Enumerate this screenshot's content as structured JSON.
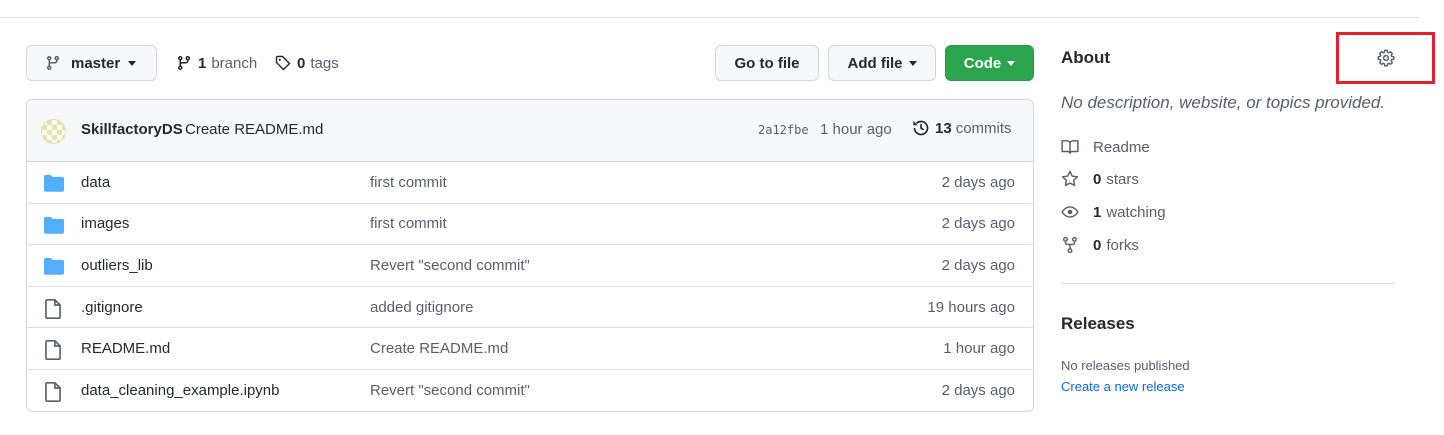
{
  "toolbar": {
    "branch_label": "master",
    "branch_count": "1",
    "branch_word": "branch",
    "tag_count": "0",
    "tag_word": "tags",
    "go_to_file": "Go to file",
    "add_file": "Add file",
    "code": "Code"
  },
  "commit": {
    "author": "SkillfactoryDS",
    "message": "Create README.md",
    "sha": "2a12fbe",
    "time": "1 hour ago",
    "count": "13",
    "count_word": "commits"
  },
  "files": [
    {
      "icon": "folder-icon",
      "name": "data",
      "commit": "first commit",
      "age": "2 days ago"
    },
    {
      "icon": "folder-icon",
      "name": "images",
      "commit": "first commit",
      "age": "2 days ago"
    },
    {
      "icon": "folder-icon",
      "name": "outliers_lib",
      "commit": "Revert \"second commit\"",
      "age": "2 days ago"
    },
    {
      "icon": "file-icon",
      "name": ".gitignore",
      "commit": "added gitignore",
      "age": "19 hours ago"
    },
    {
      "icon": "file-icon",
      "name": "README.md",
      "commit": "Create README.md",
      "age": "1 hour ago"
    },
    {
      "icon": "file-icon",
      "name": "data_cleaning_example.ipynb",
      "commit": "Revert \"second commit\"",
      "age": "2 days ago"
    }
  ],
  "about": {
    "title": "About",
    "description": "No description, website, or topics provided.",
    "readme": "Readme",
    "stars_count": "0",
    "stars_word": "stars",
    "watching_count": "1",
    "watching_word": "watching",
    "forks_count": "0",
    "forks_word": "forks"
  },
  "releases": {
    "title": "Releases",
    "none": "No releases published",
    "create": "Create a new release"
  },
  "colors": {
    "code_button": "#2da44e",
    "highlight_box": "#e3232b",
    "folder": "#54aeff",
    "link": "#0969da"
  }
}
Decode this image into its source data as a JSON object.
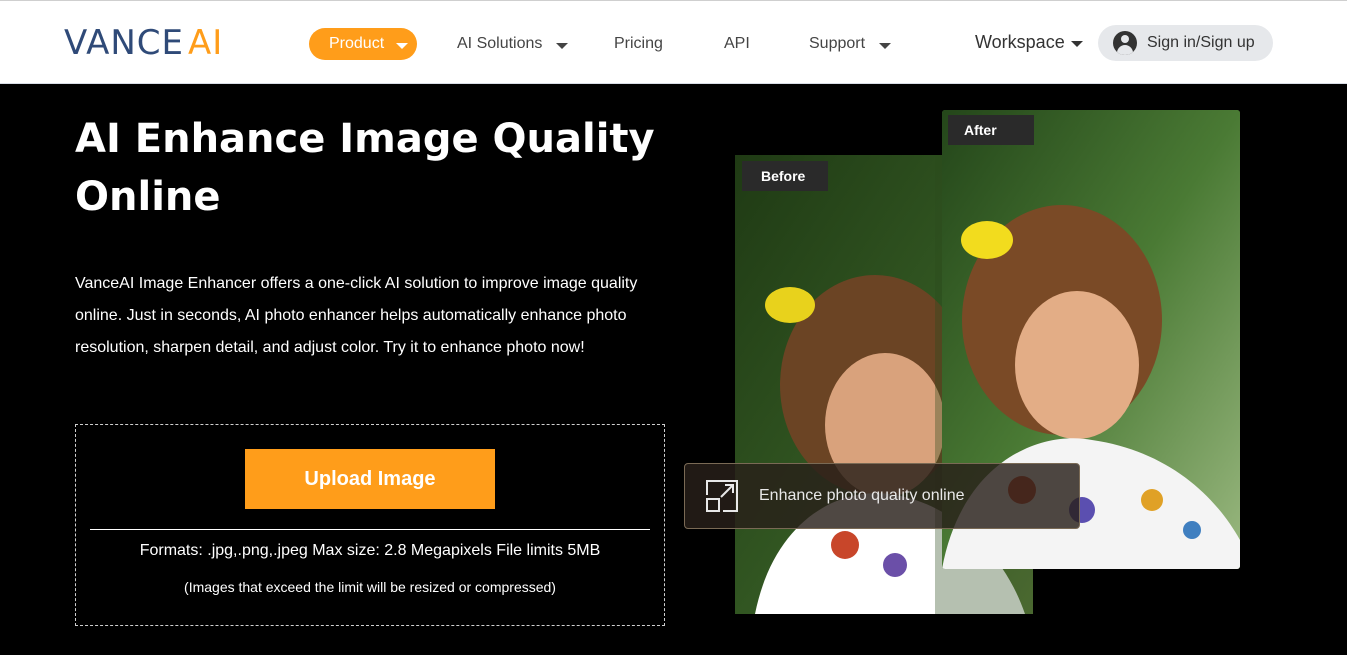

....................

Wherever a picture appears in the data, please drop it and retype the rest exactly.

Enumerate this screenshot's content as structured JSON.
{
  "toolbar": {
    "branch_label": "master",
    "branch_count": "1",
    "branch_word": "branch",
    "tag_count": "0",
    "tag_word": "tags",
    "go_to_file": "Go to file",
    "add_file": "Add file",
    "code": "Code"
  },
  "commit": {
    "author": "SkillfactoryDS",
    "message": "Create README.md",
    "sha": "2a12fbe",
    "time": "1 hour ago",
    "count": "13",
    "count_word": "commits"
  },
  "files": [
    {
      "icon": "folder-icon",
      "name": "data",
      "commit": "first commit",
      "age": "2 days ago"
    },
    {
      "icon": "folder-icon",
      "name": "images",
      "commit": "first commit",
      "age": "2 days ago"
    },
    {
      "icon": "folder-icon",
      "name": "outliers_lib",
      "commit": "Revert \"second commit\"",
      "age": "2 days ago"
    },
    {
      "icon": "file-icon",
      "name": ".gitignore",
      "commit": "added gitignore",
      "age": "19 hours ago"
    },
    {
      "icon": "file-icon",
      "name": "README.md",
      "commit": "Create README.md",
      "age": "1 hour ago"
    },
    {
      "icon": "file-icon",
      "name": "data_cleaning_example.ipynb",
      "commit": "Revert \"second commit\"",
      "age": "2 days ago"
    }
  ],
  "about": {
    "title": "About",
    "description": "No description, website, or topics provided.",
    "readme": "Readme",
    "stars_count": "0",
    "stars_word": "stars",
    "watching_count": "1",
    "watching_word": "watching",
    "forks_count": "0",
    "forks_word": "forks"
  },
  "releases": {
    "title": "Releases",
    "none": "No releases published",
    "create": "Create a new release"
  },
  "colors": {
    "code_button": "#2da44e",
    "highlight_box": "#e3232b",
    "folder": "#54aeff",
    "link": "#0969da"
  }
}
Decode this image into its source data as a JSON object.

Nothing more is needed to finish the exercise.